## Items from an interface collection
:::

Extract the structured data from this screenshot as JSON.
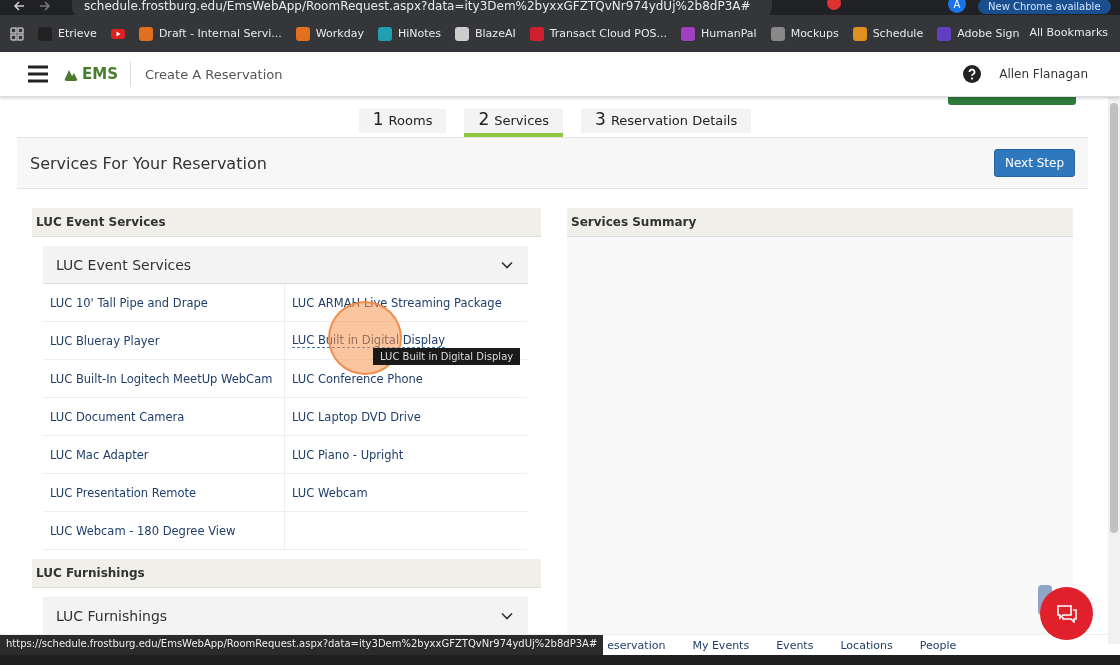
{
  "browser": {
    "url": "schedule.frostburg.edu/EmsWebApp/RoomRequest.aspx?data=ity3Dem%2byxxGFZTQvNr974ydUj%2b8dP3A#",
    "profile": "A",
    "update_label": "New Chrome available",
    "bookmarks": [
      {
        "label": "Etrieve",
        "color": "#222222"
      },
      {
        "kind": "icon",
        "color": "#e02020"
      },
      {
        "label": "Draft - Internal Servi...",
        "color": "#e07020"
      },
      {
        "label": "Workday",
        "color": "#e07020"
      },
      {
        "label": "HiNotes",
        "color": "#20a0b0"
      },
      {
        "label": "BlazeAI",
        "color": "#cccccc"
      },
      {
        "label": "Transact Cloud POS...",
        "color": "#d02030"
      },
      {
        "label": "HumanPal",
        "color": "#a040c0"
      },
      {
        "label": "Mockups",
        "color": "#888888"
      },
      {
        "label": "Schedule",
        "color": "#e09020"
      },
      {
        "label": "Adobe Sign",
        "color": "#6040c0"
      }
    ],
    "all_bookmarks": "All Bookmarks"
  },
  "app_header": {
    "brand": "EMS",
    "title": "Create A Reservation",
    "user": "Allen Flanagan"
  },
  "steps": [
    {
      "number": "1",
      "label": "Rooms",
      "selected": false
    },
    {
      "number": "2",
      "label": "Services",
      "selected": true
    },
    {
      "number": "3",
      "label": "Reservation Details",
      "selected": false
    }
  ],
  "panel": {
    "title": "Services For Your Reservation",
    "next_button": "Next Step"
  },
  "sections": [
    {
      "title": "LUC Event Services",
      "groups": [
        {
          "title": "LUC Event Services",
          "items": [
            {
              "label": "LUC 10' Tall Pipe and Drape",
              "hovered": false
            },
            {
              "label": "LUC ARMAH Live Streaming Package",
              "hovered": false
            },
            {
              "label": "LUC Blueray Player",
              "hovered": false
            },
            {
              "label": "LUC Built in Digital Display",
              "hovered": true,
              "tooltip": "LUC Built in Digital Display"
            },
            {
              "label": "LUC Built-In Logitech MeetUp WebCam",
              "hovered": false
            },
            {
              "label": "LUC Conference Phone",
              "hovered": false
            },
            {
              "label": "LUC Document Camera",
              "hovered": false
            },
            {
              "label": "LUC Laptop DVD Drive",
              "hovered": false
            },
            {
              "label": "LUC Mac Adapter",
              "hovered": false
            },
            {
              "label": "LUC Piano - Upright",
              "hovered": false
            },
            {
              "label": "LUC Presentation Remote",
              "hovered": false
            },
            {
              "label": "LUC Webcam",
              "hovered": false
            },
            {
              "label": "LUC Webcam - 180 Degree View",
              "hovered": false
            }
          ]
        }
      ]
    },
    {
      "title": "LUC Furnishings",
      "groups": [
        {
          "title": "LUC Furnishings"
        }
      ]
    }
  ],
  "summary": {
    "title": "Services Summary"
  },
  "status_url": "https://schedule.frostburg.edu/EmsWebApp/RoomRequest.aspx?data=ity3Dem%2byxxGFZTQvNr974ydUj%2b8dP3A#",
  "footer_links": [
    "eservation",
    "My Events",
    "Events",
    "Locations",
    "People"
  ]
}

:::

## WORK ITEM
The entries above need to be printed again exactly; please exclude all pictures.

## RESPONSE TO THIS EXERCISE
Extract the structured data from this screenshot as JSON.
{
  "browser": {
    "url": "schedule.frostburg.edu/EmsWebApp/RoomRequest.aspx?data=ity3Dem%2byxxGFZTQvNr974ydUj%2b8dP3A#",
    "profile": "A",
    "update_label": "New Chrome available",
    "bookmarks": [
      {
        "label": "Etrieve",
        "color": "#222222"
      },
      {
        "kind": "icon",
        "color": "#e02020"
      },
      {
        "label": "Draft - Internal Servi...",
        "color": "#e07020"
      },
      {
        "label": "Workday",
        "color": "#e07020"
      },
      {
        "label": "HiNotes",
        "color": "#20a0b0"
      },
      {
        "label": "BlazeAI",
        "color": "#cccccc"
      },
      {
        "label": "Transact Cloud POS...",
        "color": "#d02030"
      },
      {
        "label": "HumanPal",
        "color": "#a040c0"
      },
      {
        "label": "Mockups",
        "color": "#888888"
      },
      {
        "label": "Schedule",
        "color": "#e09020"
      },
      {
        "label": "Adobe Sign",
        "color": "#6040c0"
      }
    ],
    "all_bookmarks": "All Bookmarks"
  },
  "app_header": {
    "brand": "EMS",
    "title": "Create A Reservation",
    "user": "Allen Flanagan"
  },
  "steps": [
    {
      "number": "1",
      "label": "Rooms",
      "selected": false
    },
    {
      "number": "2",
      "label": "Services",
      "selected": true
    },
    {
      "number": "3",
      "label": "Reservation Details",
      "selected": false
    }
  ],
  "panel": {
    "title": "Services For Your Reservation",
    "next_button": "Next Step"
  },
  "sections": [
    {
      "title": "LUC Event Services",
      "groups": [
        {
          "title": "LUC Event Services",
          "items": [
            {
              "label": "LUC 10' Tall Pipe and Drape",
              "hovered": false
            },
            {
              "label": "LUC ARMAH Live Streaming Package",
              "hovered": false
            },
            {
              "label": "LUC Blueray Player",
              "hovered": false
            },
            {
              "label": "LUC Built in Digital Display",
              "hovered": true,
              "tooltip": "LUC Built in Digital Display"
            },
            {
              "label": "LUC Built-In Logitech MeetUp WebCam",
              "hovered": false
            },
            {
              "label": "LUC Conference Phone",
              "hovered": false
            },
            {
              "label": "LUC Document Camera",
              "hovered": false
            },
            {
              "label": "LUC Laptop DVD Drive",
              "hovered": false
            },
            {
              "label": "LUC Mac Adapter",
              "hovered": false
            },
            {
              "label": "LUC Piano - Upright",
              "hovered": false
            },
            {
              "label": "LUC Presentation Remote",
              "hovered": false
            },
            {
              "label": "LUC Webcam",
              "hovered": false
            },
            {
              "label": "LUC Webcam - 180 Degree View",
              "hovered": false
            }
          ]
        }
      ]
    },
    {
      "title": "LUC Furnishings",
      "groups": [
        {
          "title": "LUC Furnishings"
        }
      ]
    }
  ],
  "summary": {
    "title": "Services Summary"
  },
  "status_url": "https://schedule.frostburg.edu/EmsWebApp/RoomRequest.aspx?data=ity3Dem%2byxxGFZTQvNr974ydUj%2b8dP3A#",
  "footer_links": [
    "eservation",
    "My Events",
    "Events",
    "Locations",
    "People"
  ]
}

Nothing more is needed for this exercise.